Once the boot process starts, you would see a whole lot of text messages scrolling up the screen. Be patient it takes some time. The process changes the display so that the fonts become smaller but brighter. The messages pause after some time. At this stage, on my PC, I had either of the two following messages at the bottom of the screen:

  • One saying SAM Multimedia Read or Write failure
  • One saying some flag was cleared with p41[configd]

The system virtually hangs at this point. Be patient now. It’s seriously testing your patience. There are numerous messages on the forums that say that the SAM message is due to bad DVD. But in my case, I received this message while using about 4 different DVDs that I had burnt at speeds ranging from 2x to 16x. 

It’s a good time now to take a coffee break. The system stays in limbo for quite some time but then things start happening. 🙂

The screen turns grey with Apple’s revolving multi-colored ball which I came to know later is referred to as the beach ball. The Apple logo appears and then a screen showing up the language selection window. Hurray! But wait we are still not out of the woods.

Follow the prompts on the screen until the window to select the disks on which to install the OS comes up. On my PC it just listed my DVD drive and nothing else. If this happens, to go to the Disk Utilities software by clicking on the ‘Go’ option on the menu bar that appears at the top of the screen. The Disk Utility software lists all your disks on the left pane. Select the one where you want to install the OS, on the right pane specifiy a name (if you are using a USB keyboard through a PS2 port using a USB-PS2 adapter, it won’t work. Try using it through a USB port) and select the file system type (I used the extended Mac FS with journal support) and click on Erase. This prepares your disk for installation. Quit the Disk Utility. This returns you to the media selector screen and this time your disk should show up. 🙂

Just select the disk and follow the prompts and you should have your system installed in a few minutes.


Once the installation was completed, I removed the DVD and rebooted the system. The ‘boot:’ prompt came up. I just hit enter there. A gray screen with the Apple logo showed up with a revolving loading icon. This icon kept of revolving and nothing seemed to happen. So I reset the PC. This time at the boot prompt I checked the other options available (type in ? and hit enter for a full list). I used the -v option. This sets the system in a verbose mode. Again a flurry of text messages and then the system paused at a message complaing about some index problem. I had no idea what that meant. So I reset the PC one more. This time at the boot prompt, I tried the ‘-x platform=X86PC’ flags. Voila! It booted and brought to the screens where I had to create my account, choose the keyboard layout, etc. Finally I was into my Mac OS. I played around a bit and then tried a reboot. This time at the prompt I did not specifiy any flags and it still booted me into the system. Looked like things were working fine. 
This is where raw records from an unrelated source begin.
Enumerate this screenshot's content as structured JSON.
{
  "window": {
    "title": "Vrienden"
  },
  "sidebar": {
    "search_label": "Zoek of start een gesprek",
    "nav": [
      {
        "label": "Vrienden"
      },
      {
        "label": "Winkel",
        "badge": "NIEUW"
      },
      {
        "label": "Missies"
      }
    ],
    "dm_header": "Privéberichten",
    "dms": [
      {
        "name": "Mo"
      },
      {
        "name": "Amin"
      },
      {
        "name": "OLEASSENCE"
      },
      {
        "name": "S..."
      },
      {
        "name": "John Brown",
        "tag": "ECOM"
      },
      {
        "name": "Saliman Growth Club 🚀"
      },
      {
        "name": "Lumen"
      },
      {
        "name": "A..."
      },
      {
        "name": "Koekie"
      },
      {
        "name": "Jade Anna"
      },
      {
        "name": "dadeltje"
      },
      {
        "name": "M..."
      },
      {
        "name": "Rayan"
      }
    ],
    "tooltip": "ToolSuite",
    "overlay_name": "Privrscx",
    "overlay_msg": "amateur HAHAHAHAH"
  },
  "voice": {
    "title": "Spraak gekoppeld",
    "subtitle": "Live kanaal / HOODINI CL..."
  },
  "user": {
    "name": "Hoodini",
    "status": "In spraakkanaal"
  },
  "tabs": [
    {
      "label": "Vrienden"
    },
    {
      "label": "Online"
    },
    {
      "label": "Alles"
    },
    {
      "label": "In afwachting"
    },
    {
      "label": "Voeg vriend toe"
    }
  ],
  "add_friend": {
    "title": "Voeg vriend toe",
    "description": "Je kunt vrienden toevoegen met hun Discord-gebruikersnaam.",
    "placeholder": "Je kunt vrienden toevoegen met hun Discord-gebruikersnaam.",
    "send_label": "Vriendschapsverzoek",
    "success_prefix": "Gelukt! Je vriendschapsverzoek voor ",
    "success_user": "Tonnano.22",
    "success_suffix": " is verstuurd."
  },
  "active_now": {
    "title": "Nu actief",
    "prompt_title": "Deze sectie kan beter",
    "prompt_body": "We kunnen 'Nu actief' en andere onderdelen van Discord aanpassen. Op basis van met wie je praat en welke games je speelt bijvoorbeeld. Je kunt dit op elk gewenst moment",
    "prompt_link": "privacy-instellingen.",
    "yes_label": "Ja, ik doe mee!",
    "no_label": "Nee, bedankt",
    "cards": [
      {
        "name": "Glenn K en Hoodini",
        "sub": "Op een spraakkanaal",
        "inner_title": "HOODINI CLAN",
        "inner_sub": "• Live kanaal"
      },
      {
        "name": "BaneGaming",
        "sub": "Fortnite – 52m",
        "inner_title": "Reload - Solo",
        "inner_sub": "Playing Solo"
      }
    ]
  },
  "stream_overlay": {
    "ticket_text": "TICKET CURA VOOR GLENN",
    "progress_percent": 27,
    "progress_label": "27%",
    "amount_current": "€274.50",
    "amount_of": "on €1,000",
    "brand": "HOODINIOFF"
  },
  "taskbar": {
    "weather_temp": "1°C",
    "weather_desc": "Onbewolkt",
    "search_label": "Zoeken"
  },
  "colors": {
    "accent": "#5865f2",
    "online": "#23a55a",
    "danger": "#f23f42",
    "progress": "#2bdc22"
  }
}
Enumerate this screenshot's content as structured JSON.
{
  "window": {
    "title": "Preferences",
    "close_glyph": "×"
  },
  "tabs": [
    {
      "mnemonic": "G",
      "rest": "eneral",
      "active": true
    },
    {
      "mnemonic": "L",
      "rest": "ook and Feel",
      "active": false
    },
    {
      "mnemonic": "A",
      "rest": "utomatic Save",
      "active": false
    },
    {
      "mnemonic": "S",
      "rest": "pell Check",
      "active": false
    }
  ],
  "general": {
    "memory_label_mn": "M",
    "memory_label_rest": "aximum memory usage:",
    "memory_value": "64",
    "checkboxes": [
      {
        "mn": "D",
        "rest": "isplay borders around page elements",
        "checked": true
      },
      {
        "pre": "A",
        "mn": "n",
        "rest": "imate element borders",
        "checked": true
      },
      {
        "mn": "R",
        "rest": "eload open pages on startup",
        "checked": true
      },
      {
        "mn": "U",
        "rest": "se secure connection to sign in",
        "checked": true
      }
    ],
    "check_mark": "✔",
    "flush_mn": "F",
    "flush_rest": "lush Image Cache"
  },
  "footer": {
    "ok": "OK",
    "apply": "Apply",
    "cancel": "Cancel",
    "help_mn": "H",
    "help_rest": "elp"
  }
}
Anyway since it was getting late, I decided to quit for day and hit shutdown. The dock, the menu bar and the desktop icons all disappeared and were replaced by the revolving icon. But the system did not shutdown. The PC became very quite but the screen still showed the revolving icon thing. This was frustrating. I again rebooted in verbose mode and then tried to shutdown. This time I could see what was happening since there were messages on the screen. The final message that I saw was “CPU halted”. But the machine was still on. Frustrated I gave up and just switched off the PC.

Final words

Even though it was tiresome and frustrating, it was a great feeling when finally I could get into my Mac OS. I am yet to get a feel of the system since I have no prior experience with Macs.

Still to do

  • Fix the shutdown problem
  • Get my wireless USB adapter working. This adapter was recognized by Kubuntu and worked right out of the box. But with MacOS it was not recognized.
  • Get drivers for my display system


Hackingtoshes are possible because of the following people/organizations:

  • The OSX86 project that made Mac OS on the PC a possibility
  • The guys at Kalyway have a made it easier for users through their DVD images
  • The InsanelyMac forum helps the first timer with a wealth of knowledge

A big thanks to all of them.